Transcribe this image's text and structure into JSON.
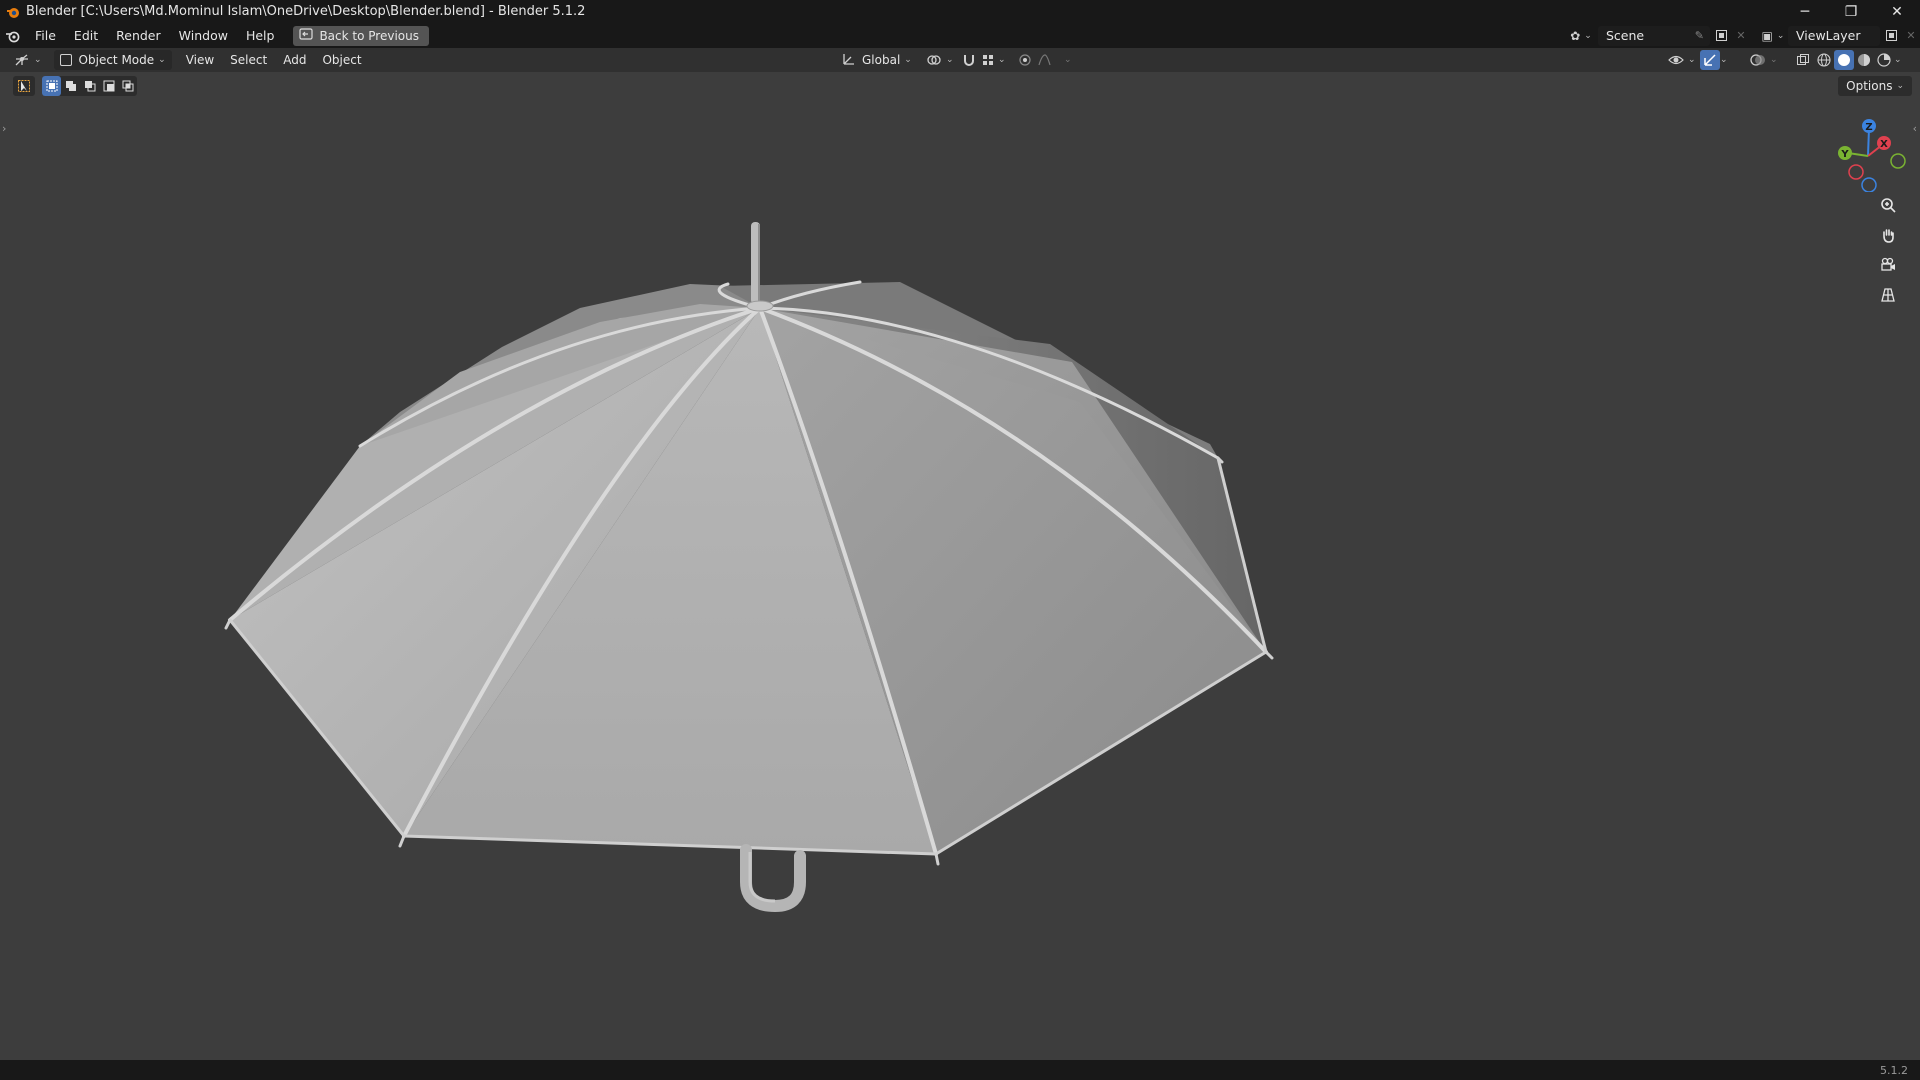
{
  "window": {
    "title": "Blender [C:\\Users\\Md.Mominul Islam\\OneDrive\\Desktop\\Blender.blend] - Blender 5.1.2",
    "controls": [
      "─",
      "❐",
      "✕"
    ]
  },
  "menu": {
    "items": [
      "File",
      "Edit",
      "Render",
      "Window",
      "Help"
    ],
    "back_button": "Back to Previous"
  },
  "scene": {
    "label": "Scene"
  },
  "view_layer": {
    "label": "ViewLayer"
  },
  "viewport_header": {
    "mode": "Object Mode",
    "menus": [
      "View",
      "Select",
      "Add",
      "Object"
    ],
    "orientation": "Global"
  },
  "toolbar": {
    "options_label": "Options"
  },
  "gizmo": {
    "x_label": "X",
    "y_label": "Y",
    "z_label": "Z"
  },
  "statusbar": {
    "version": "5.1.2"
  },
  "colors": {
    "accent": "#4772b3",
    "viewport_bg": "#3d3d3d",
    "axis_x": "#e0414f",
    "axis_y": "#7ab332",
    "axis_z": "#3b83e0"
  }
}
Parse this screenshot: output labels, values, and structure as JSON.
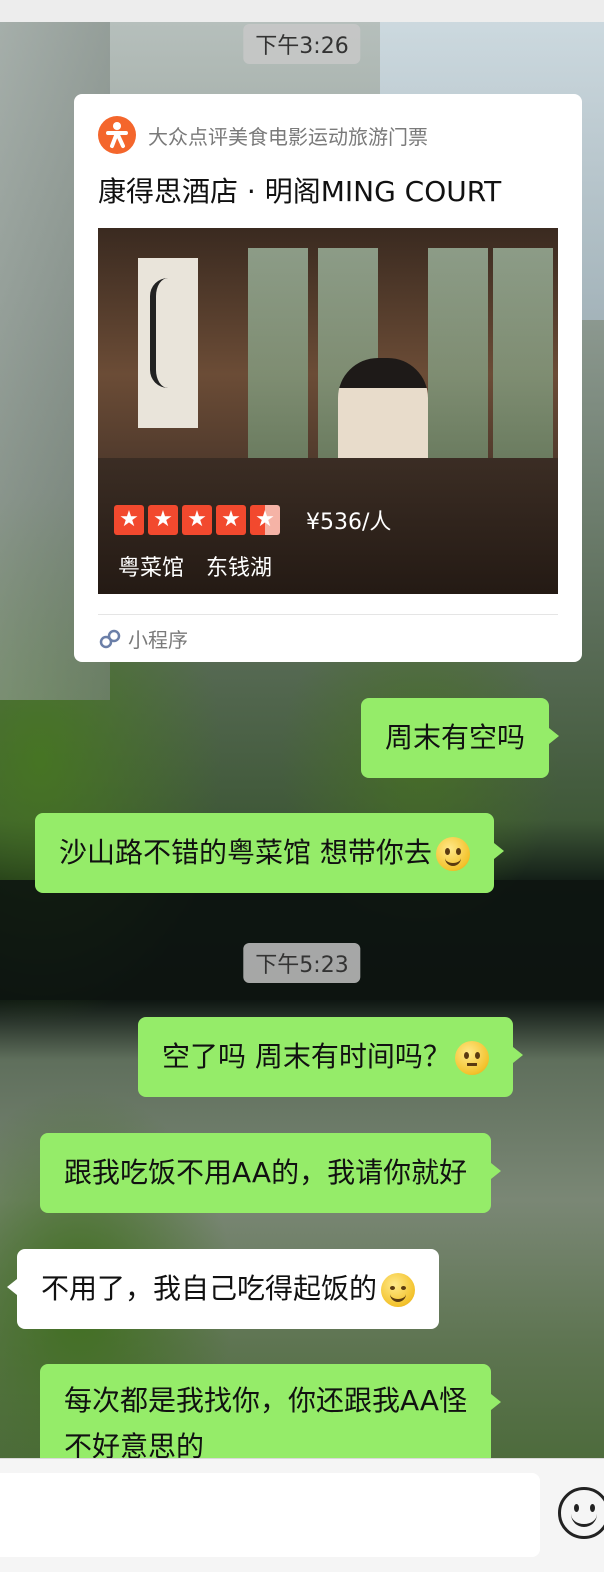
{
  "timestamps": [
    "下午3:26",
    "下午5:23"
  ],
  "mini_program_card": {
    "source_name": "大众点评美食电影运动旅游门票",
    "source_icon": "dianping-logo-icon",
    "title": "康得思酒店 · 明阁MING COURT",
    "rating_stars": 4.5,
    "price": "¥536/人",
    "tags": [
      "粤菜馆",
      "东钱湖"
    ],
    "footer_label": "小程序"
  },
  "messages": [
    {
      "side": "out",
      "lines": [
        "周末有空吗"
      ]
    },
    {
      "side": "out",
      "lines": [
        "沙山路不错的粤菜馆 想带你去"
      ],
      "emoji": "grin-emoji"
    },
    {
      "side": "out",
      "lines": [
        "空了吗 周末有时间吗？"
      ],
      "emoji": "dizzy-emoji"
    },
    {
      "side": "out",
      "lines": [
        "跟我吃饭不用AA的，我请你就好"
      ]
    },
    {
      "side": "in",
      "lines": [
        "不用了，我自己吃得起饭的"
      ],
      "emoji": "smile-emoji"
    },
    {
      "side": "out",
      "lines": [
        "每次都是我找你，你还跟我AA怪",
        "不好意思的"
      ]
    }
  ],
  "colors": {
    "outgoing_bubble": "#95ec69",
    "incoming_bubble": "#ffffff",
    "rating_star": "#f2492e",
    "dianping_orange": "#f4662c"
  },
  "input_bar": {
    "emoji_button_icon": "smiley-face-icon"
  }
}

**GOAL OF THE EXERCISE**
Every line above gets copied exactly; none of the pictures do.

**FINAL ANSWER**
Transcribe this image's text and structure into JSON.
{
  "window": {
    "title": "Blender [C:\\Users\\Md.Mominul Islam\\OneDrive\\Desktop\\Blender.blend] - Blender 5.1.2",
    "controls": [
      "─",
      "❐",
      "✕"
    ]
  },
  "menu": {
    "items": [
      "File",
      "Edit",
      "Render",
      "Window",
      "Help"
    ],
    "back_button": "Back to Previous"
  },
  "scene": {
    "label": "Scene"
  },
  "view_layer": {
    "label": "ViewLayer"
  },
  "viewport_header": {
    "mode": "Object Mode",
    "menus": [
      "View",
      "Select",
      "Add",
      "Object"
    ],
    "orientation": "Global"
  },
  "toolbar": {
    "options_label": "Options"
  },
  "gizmo": {
    "x_label": "X",
    "y_label": "Y",
    "z_label": "Z"
  },
  "statusbar": {
    "version": "5.1.2"
  },
  "colors": {
    "accent": "#4772b3",
    "viewport_bg": "#3d3d3d",
    "axis_x": "#e0414f",
    "axis_y": "#7ab332",
    "axis_z": "#3b83e0"
  }
}
Parse this screenshot: output labels, values, and structure as JSON.
{
  "timestamps": [
    "下午3:26",
    "下午5:23"
  ],
  "mini_program_card": {
    "source_name": "大众点评美食电影运动旅游门票",
    "source_icon": "dianping-logo-icon",
    "title": "康得思酒店 · 明阁MING COURT",
    "rating_stars": 4.5,
    "price": "¥536/人",
    "tags": [
      "粤菜馆",
      "东钱湖"
    ],
    "footer_label": "小程序"
  },
  "messages": [
    {
      "side": "out",
      "lines": [
        "周末有空吗"
      ]
    },
    {
      "side": "out",
      "lines": [
        "沙山路不错的粤菜馆 想带你去"
      ],
      "emoji": "grin-emoji"
    },
    {
      "side": "out",
      "lines": [
        "空了吗 周末有时间吗？"
      ],
      "emoji": "dizzy-emoji"
    },
    {
      "side": "out",
      "lines": [
        "跟我吃饭不用AA的，我请你就好"
      ]
    },
    {
      "side": "in",
      "lines": [
        "不用了，我自己吃得起饭的"
      ],
      "emoji": "smile-emoji"
    },
    {
      "side": "out",
      "lines": [
        "每次都是我找你，你还跟我AA怪",
        "不好意思的"
      ]
    }
  ],
  "colors": {
    "outgoing_bubble": "#95ec69",
    "incoming_bubble": "#ffffff",
    "rating_star": "#f2492e",
    "dianping_orange": "#f4662c"
  },
  "input_bar": {
    "emoji_button_icon": "smiley-face-icon"
  }
}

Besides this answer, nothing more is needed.